Evidence from citizens advice bureau clients has however shown that for working parents the costs of childcare can be a route to in-work poverty. Despite the increase in the statutory guarantee of hours, a number of issues remain, which must be tackled to ensure that Scotland’s children get the best start in life and their families can avoid poverty through work:

  •  Affordability of childcare – Working parents have sought advice from a CAB because they cannot afford the cost of nursery places or childminder’s fees on their income.
  • Availability of childcare – CAB clients have been unable to increase hours or take up offers of work because there are no childcare facilities available in their local area. This appears to be a particular problem in rural areas.
  • Childcare in summer holidays – The school holidays can be a real difficulty for working parents. Clients on low incomes have reported problems finding and paying for increased childcare during the summer months.
  • Changes to Tax Credits – Reductions in state support to top up family incomes as a result of restrictions to the tax credits system have led to working families being vulnerable to income shocks and financial difficulties.
  • Zero hours contracts and childcare – The rise of the zero hours contract has led to some parents struggling to arrange childcare around their unpredictable hours, and having difficulties accessing support from the benefits system with a fluctuating income.

Citizens Advice Scotland recommends that action should be taken by local authorities and the Scottish Government to increase the availability of affordable local childcare across the country.

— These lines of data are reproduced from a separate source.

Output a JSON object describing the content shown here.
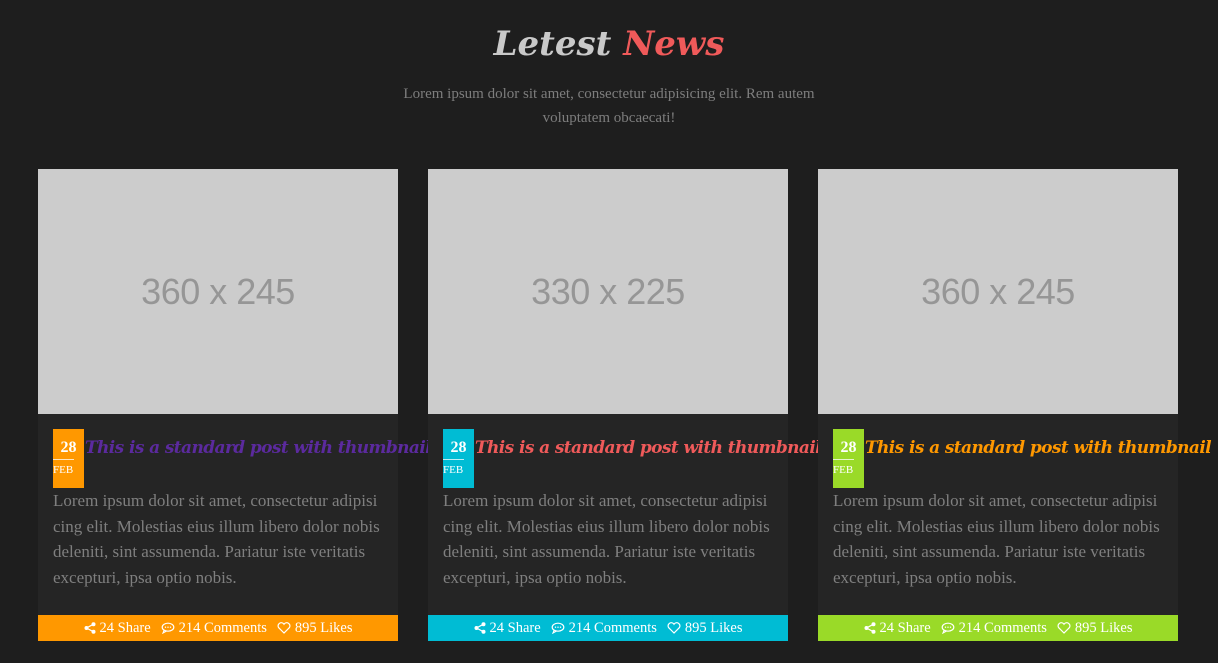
{
  "header": {
    "title_part1": "Letest",
    "title_part2": "News",
    "subtitle": "Lorem ipsum dolor sit amet, consectetur adipisicing elit. Rem autem voluptatem obcaecati!"
  },
  "colors": {
    "background": "#1e1e1e",
    "card_background": "#252525",
    "title_accent": "#f05a5a",
    "placeholder": "#cccccc"
  },
  "cards": [
    {
      "image_label": "360 x 245",
      "date_day": "28",
      "date_month": "FEB",
      "title": "This is a standard post with thumbnail",
      "body": "Lorem ipsum dolor sit amet, consectetur adipisi cing elit. Molestias eius illum libero dolor nobis deleniti, sint assumenda. Pariatur iste veritatis excepturi, ipsa optio nobis.",
      "shares": "24 Share",
      "comments": "214 Comments",
      "likes": "895 Likes",
      "accent_color": "#ff9800",
      "title_color": "#5b2a9e"
    },
    {
      "image_label": "330 x 225",
      "date_day": "28",
      "date_month": "FEB",
      "title": "This is a standard post with thumbnail",
      "body": "Lorem ipsum dolor sit amet, consectetur adipisi cing elit. Molestias eius illum libero dolor nobis deleniti, sint assumenda. Pariatur iste veritatis excepturi, ipsa optio nobis.",
      "shares": "24 Share",
      "comments": "214 Comments",
      "likes": "895 Likes",
      "accent_color": "#00bcd4",
      "title_color": "#f05a5a"
    },
    {
      "image_label": "360 x 245",
      "date_day": "28",
      "date_month": "FEB",
      "title": "This is a standard post with thumbnail",
      "body": "Lorem ipsum dolor sit amet, consectetur adipisi cing elit. Molestias eius illum libero dolor nobis deleniti, sint assumenda. Pariatur iste veritatis excepturi, ipsa optio nobis.",
      "shares": "24 Share",
      "comments": "214 Comments",
      "likes": "895 Likes",
      "accent_color": "#9ada28",
      "title_color": "#ff9800"
    }
  ],
  "icons": {
    "share": "share-icon",
    "comment": "comment-icon",
    "like": "heart-icon"
  }
}
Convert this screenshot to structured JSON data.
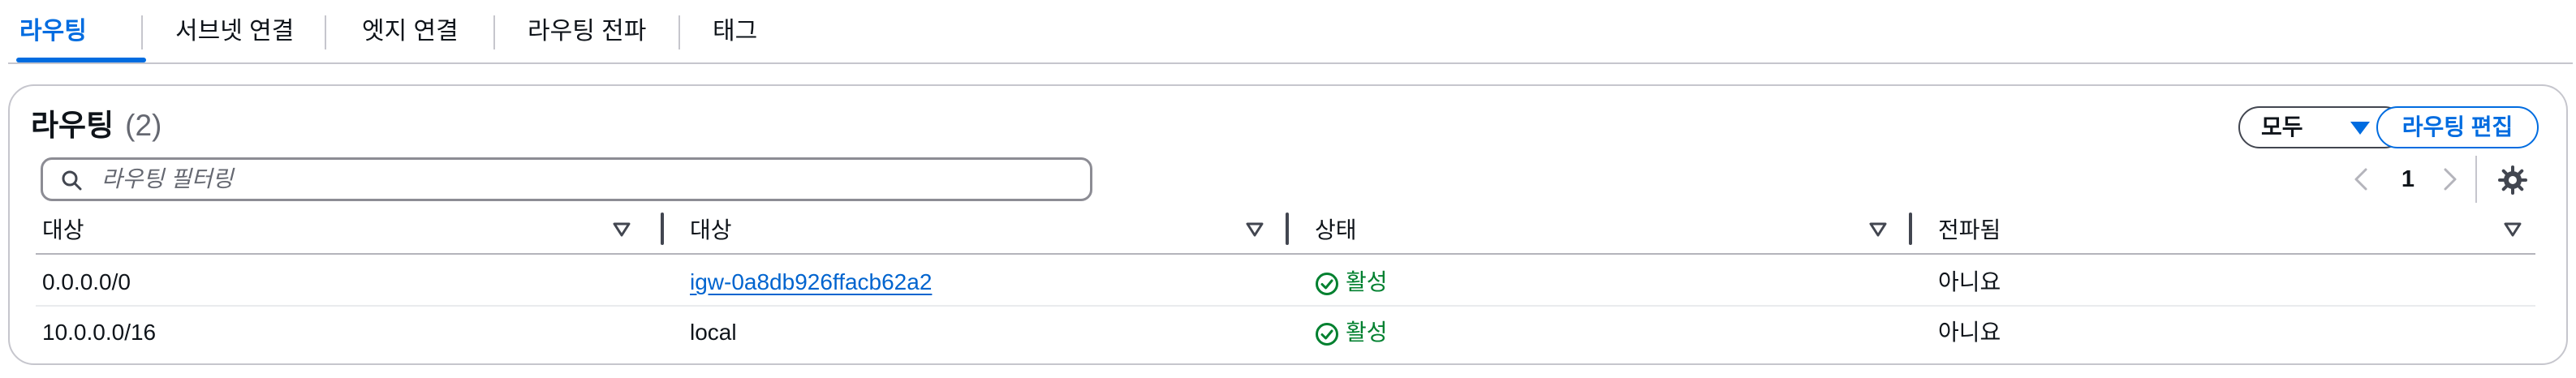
{
  "tabs": [
    {
      "label": "라우팅",
      "active": true
    },
    {
      "label": "서브넷 연결",
      "active": false
    },
    {
      "label": "엣지 연결",
      "active": false
    },
    {
      "label": "라우팅 전파",
      "active": false
    },
    {
      "label": "태그",
      "active": false
    }
  ],
  "routes": {
    "title": "라우팅",
    "count": "(2)",
    "filter_button": "모두",
    "edit_button": "라우팅 편집",
    "search_placeholder": "라우팅 필터링",
    "page": "1"
  },
  "table": {
    "columns": [
      "대상",
      "대상",
      "상태",
      "전파됨"
    ],
    "rows": [
      {
        "destination": "0.0.0.0/0",
        "target": "igw-0a8db926ffacb62a2",
        "target_is_link": true,
        "status": "활성",
        "propagated": "아니요"
      },
      {
        "destination": "10.0.0.0/16",
        "target": "local",
        "target_is_link": false,
        "status": "활성",
        "propagated": "아니요"
      }
    ]
  },
  "colors": {
    "accent": "#006ce0",
    "link": "#0064cf",
    "success": "#00802f"
  },
  "icons": {
    "search": "search-icon",
    "prev": "chevron-left-icon",
    "next": "chevron-right-icon",
    "settings": "gear-icon",
    "sort": "sort-triangle-icon",
    "status": "check-circle-icon",
    "dropdown": "caret-down-icon"
  }
}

CAS also believes that more should be done to make sure that the benefits system supports working families and ensures that parents do not face poverty because of the cost of childcare.

Author
Rob Gowans
Publication date
December 2014
Publication type
Policy
Number of pages
8